**Assigned task**
Reproduce all of the entries character for character, while leaving out any pictures they contain.

**Information supplied**

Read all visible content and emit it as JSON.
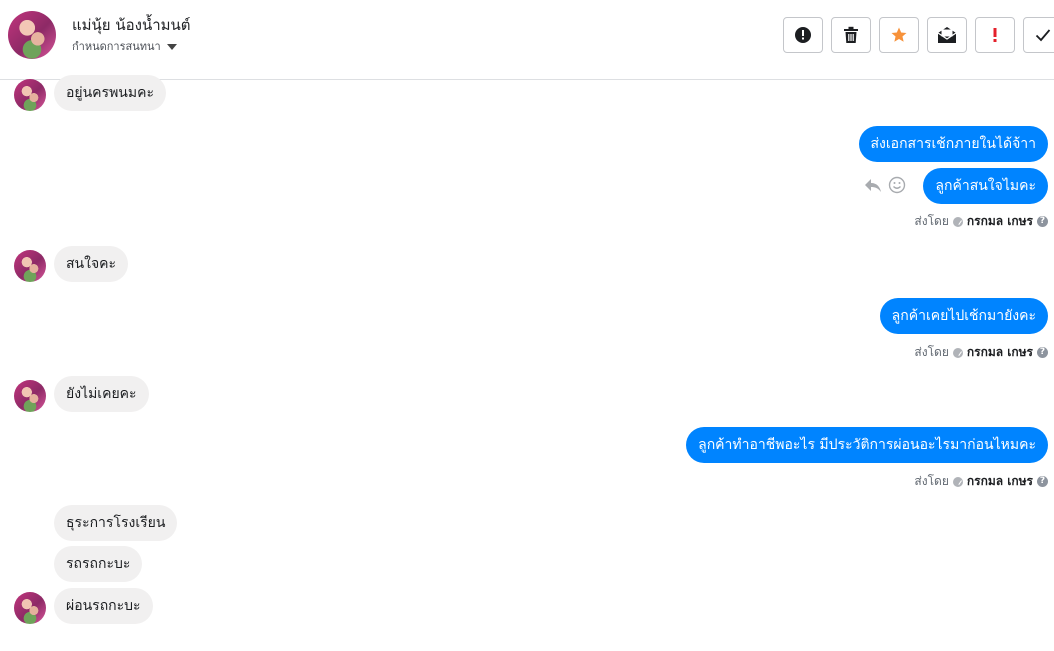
{
  "header": {
    "contact_name": "แม่นุ้ย น้องน้ำมนต์",
    "settings_label": "กำหนดการสนทนา"
  },
  "toolbar": {
    "buttons": [
      "report-spam",
      "delete",
      "star",
      "mark-unread",
      "mark-important",
      "mark-done"
    ]
  },
  "messages": {
    "m1": "อยู่นครพนมคะ",
    "m2": "ส่งเอกสารเช้กภายในได้จ้าา",
    "m3": "ลูกค้าสนใจไมคะ",
    "m4": "สนใจคะ",
    "m5": "ลูกค้าเคยไปเช้กมายังคะ",
    "m6": "ยังไม่เคยคะ",
    "m7": "ลูกค้าทำอาชีพอะไร  มีประวัติการผ่อนอะไรมาก่อนไหมคะ",
    "m8": "ธุระการโรงเรียน",
    "m9": "รถรถกะบะ",
    "m10": "ผ่อนรถกะบะ"
  },
  "sent_by": {
    "prefix": "ส่งโดย",
    "name": "กรกมล เกษร"
  },
  "colors": {
    "outgoing_bubble": "#0084ff",
    "incoming_bubble": "#f1f0f0",
    "star": "#f7923a",
    "important": "#e4202b"
  }
}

**Finished task**
Read all visible content and emit it as JSON.
{
  "header": {
    "contact_name": "แม่นุ้ย น้องน้ำมนต์",
    "settings_label": "กำหนดการสนทนา"
  },
  "toolbar": {
    "buttons": [
      "report-spam",
      "delete",
      "star",
      "mark-unread",
      "mark-important",
      "mark-done"
    ]
  },
  "messages": {
    "m1": "อยู่นครพนมคะ",
    "m2": "ส่งเอกสารเช้กภายในได้จ้าา",
    "m3": "ลูกค้าสนใจไมคะ",
    "m4": "สนใจคะ",
    "m5": "ลูกค้าเคยไปเช้กมายังคะ",
    "m6": "ยังไม่เคยคะ",
    "m7": "ลูกค้าทำอาชีพอะไร  มีประวัติการผ่อนอะไรมาก่อนไหมคะ",
    "m8": "ธุระการโรงเรียน",
    "m9": "รถรถกะบะ",
    "m10": "ผ่อนรถกะบะ"
  },
  "sent_by": {
    "prefix": "ส่งโดย",
    "name": "กรกมล เกษร"
  },
  "colors": {
    "outgoing_bubble": "#0084ff",
    "incoming_bubble": "#f1f0f0",
    "star": "#f7923a",
    "important": "#e4202b"
  }
}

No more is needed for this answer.